Jul 28 • 1HR 20M

S1E22: Interview with Robert Michael, Professor Emeritus at University of Chicago

 
1.0×
0:00
-1:20:24
Open in playerListen on);
The Mixtape with Scott is a podcast in which Scott Cunningham, an economist and professor, interviews people in areas he finds interesting. Those areas are, respectively, causal inference, economists in the tech sector, economics and public policy commentary (including drug policy) and the Nobel Laureate Gary Becker's former students. He tries to travel back in time with his guests to listen and hear their stories before then talking with them about topics they care about now.
Episode details
Comments

Robert Michael, professor emeritus at University of Chicago, was a student of Nobel laureate Gary Becker from a productive period when Becker was at Columbia up through the late 1960s and in this interview shares a bit of why that time was so special. As you may recall, I have been doing my only little “mixtape” about Becker’s students and previously interviewed Bob’s old classmate and longtime friend, Mike Grossman. Bob describes a lot about the secret sauce that made Columbia such a special time for people like him, Mike, Bill and Elizabeth Landes, Isaac Ehrlich and many others. It wasn’t merely the chance to be mentored by Becker according to Bob; it was also Jacob Mincer and how complementary those two were — yin and yang, theory and empirical rigor. Bob would go on to helping shape the profession, not merely through his wonderful scholarship, but also through his overseeing of numerous important panel and cross-sectional datasets. The two with which I am most familiar are the National Longitudinal Survey of Youth 1997, which I wrote my dissertation on, and the National Health and Social Life Survey, a 1992 survey which was the first representative survey of adult American sexual behavior.

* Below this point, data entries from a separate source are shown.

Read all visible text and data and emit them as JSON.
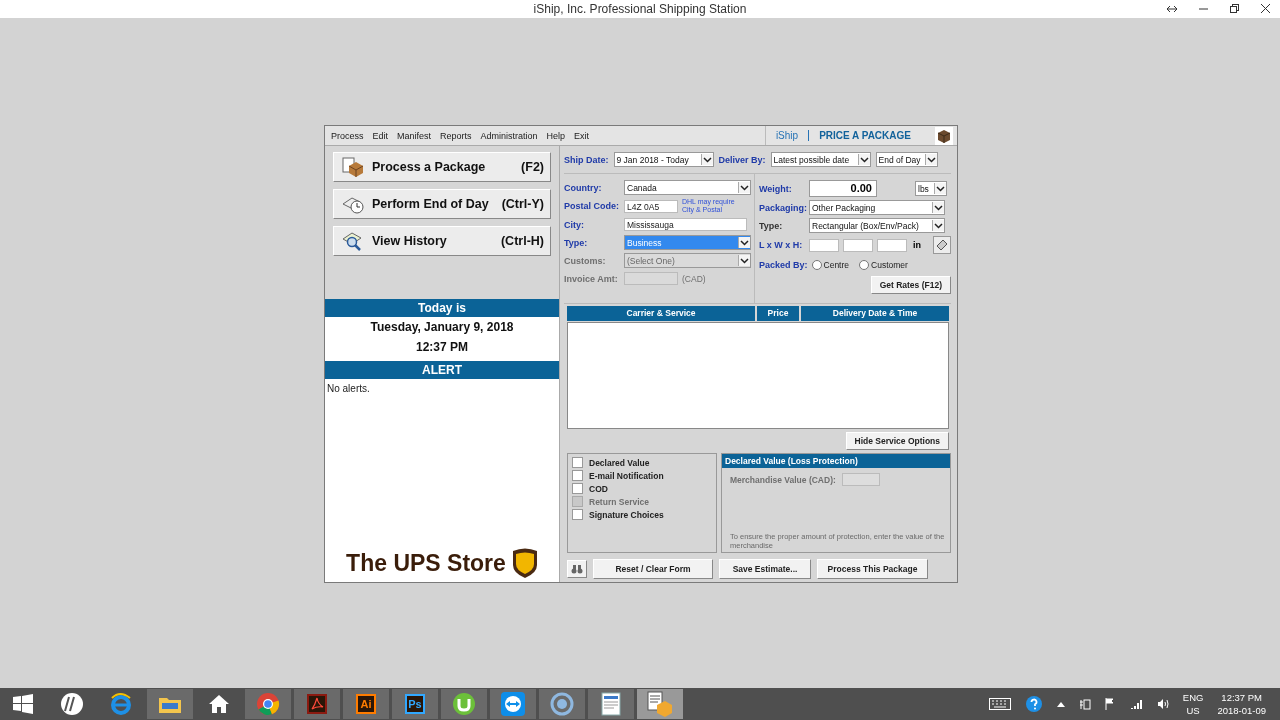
{
  "window": {
    "title": "iShip, Inc. Professional Shipping Station"
  },
  "menu": [
    "Process",
    "Edit",
    "Manifest",
    "Reports",
    "Administration",
    "Help",
    "Exit"
  ],
  "brand": {
    "logo": "iShip",
    "mode": "PRICE A PACKAGE"
  },
  "actions": [
    {
      "label": "Process a Package",
      "shortcut": "(F2)",
      "kind": "package"
    },
    {
      "label": "Perform End of Day",
      "shortcut": "(Ctrl-Y)",
      "kind": "clock"
    },
    {
      "label": "View History",
      "shortcut": "(Ctrl-H)",
      "kind": "search"
    }
  ],
  "today": {
    "heading": "Today is",
    "date": "Tuesday, January 9, 2018",
    "time": "12:37 PM"
  },
  "alert": {
    "heading": "ALERT",
    "text": "No alerts."
  },
  "store_logo": "The UPS Store",
  "ship_date": {
    "label": "Ship Date:",
    "value": "9 Jan 2018 - Today"
  },
  "deliver_by": {
    "label": "Deliver By:",
    "value": "Latest possible date",
    "time": "End of Day"
  },
  "destination": [
    {
      "kind": "select",
      "label": "Country:",
      "value": "Canada",
      "disabled": false,
      "selected": false
    },
    {
      "kind": "text",
      "label": "Postal Code:",
      "value": "L4Z 0A5",
      "note": "DHL may require City & Postal",
      "disabled": false,
      "selected": false
    },
    {
      "kind": "text",
      "label": "City:",
      "value": "Mississauga",
      "disabled": false,
      "selected": false
    },
    {
      "kind": "select",
      "label": "Type:",
      "value": "Business",
      "disabled": false,
      "selected": true
    },
    {
      "kind": "select",
      "label": "Customs:",
      "placeholder": "(Select One)",
      "disabled": true,
      "selected": false
    },
    {
      "kind": "text",
      "label": "Invoice Amt:",
      "suffix": "(CAD)",
      "disabled": true,
      "selected": false
    }
  ],
  "package": {
    "weight": {
      "label": "Weight:",
      "value": "0.00",
      "unit": "lbs"
    },
    "packaging": {
      "label": "Packaging:",
      "value": "Other Packaging"
    },
    "type": {
      "label": "Type:",
      "value": "Rectangular (Box/Env/Pack)"
    },
    "dimensions": {
      "label": "L x W x H:",
      "unit": "in"
    },
    "packed_by": {
      "label": "Packed By:",
      "options": [
        {
          "label": "Centre",
          "selected": false
        },
        {
          "label": "Customer",
          "selected": false
        }
      ]
    },
    "get_rates": "Get Rates (F12)"
  },
  "results": {
    "columns": [
      "Carrier & Service",
      "Price",
      "Delivery Date & Time"
    ],
    "toggle": "Hide Service Options"
  },
  "options": [
    {
      "label": "Declared Value",
      "checked": false,
      "disabled": false
    },
    {
      "label": "E-mail Notification",
      "checked": false,
      "disabled": false
    },
    {
      "label": "COD",
      "checked": false,
      "disabled": false
    },
    {
      "label": "Return Service",
      "checked": false,
      "disabled": true
    },
    {
      "label": "Signature Choices",
      "checked": false,
      "disabled": false
    }
  ],
  "declared": {
    "heading": "Declared Value (Loss Protection)",
    "field": "Merchandise Value (CAD):",
    "hint": "To ensure the proper amount of protection, enter the value of the merchandise"
  },
  "buttons": [
    "Reset / Clear Form",
    "Save Estimate...",
    "Process This Package"
  ],
  "taskbar": {
    "apps": [
      {
        "kind": "windows"
      },
      {
        "kind": "hp"
      },
      {
        "kind": "ie"
      },
      {
        "kind": "folder"
      },
      {
        "kind": "home"
      },
      {
        "kind": "chrome"
      },
      {
        "kind": "tile",
        "color": "#8b1a10"
      },
      {
        "kind": "tile",
        "label": "Ai",
        "color": "#ff7c00"
      },
      {
        "kind": "tile",
        "label": "Ps",
        "color": "#31a8ff"
      },
      {
        "kind": "torrent"
      },
      {
        "kind": "teamviewer"
      },
      {
        "kind": "ring"
      },
      {
        "kind": "doc"
      },
      {
        "kind": "package"
      }
    ],
    "lang": "ENG",
    "region": "US",
    "time": "12:37 PM",
    "date": "2018-01-09"
  }
}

He co-authored two books about sex in fact — one entitled The Social Organization of Sexuality and Sex in America. Both of these books document the sexual practices of adult Americans from that early 1992 period, riding on the crest of the AIDS epidemic and helping us better understand the basic facts about sex in America. I think you will be deeply moved, though, listening to Bob describe the lengths to which they at NORC went to talk to respondents and learn about their sexual behavior was stunning and not surprising. He notes that some respondents wept during the survey because, as they said, they had literally never talked to anyone about some of these important parts of their lives, some not even their own spouses, therapists or doctors. And yet Bob had with his team at NORC created such a safe, compassionate and respectful environment that not only could he ask intimate questions to strangers, but in fact have a nearly 90% response rate of people willing to share. A true model of science — curious, careful and compassionate.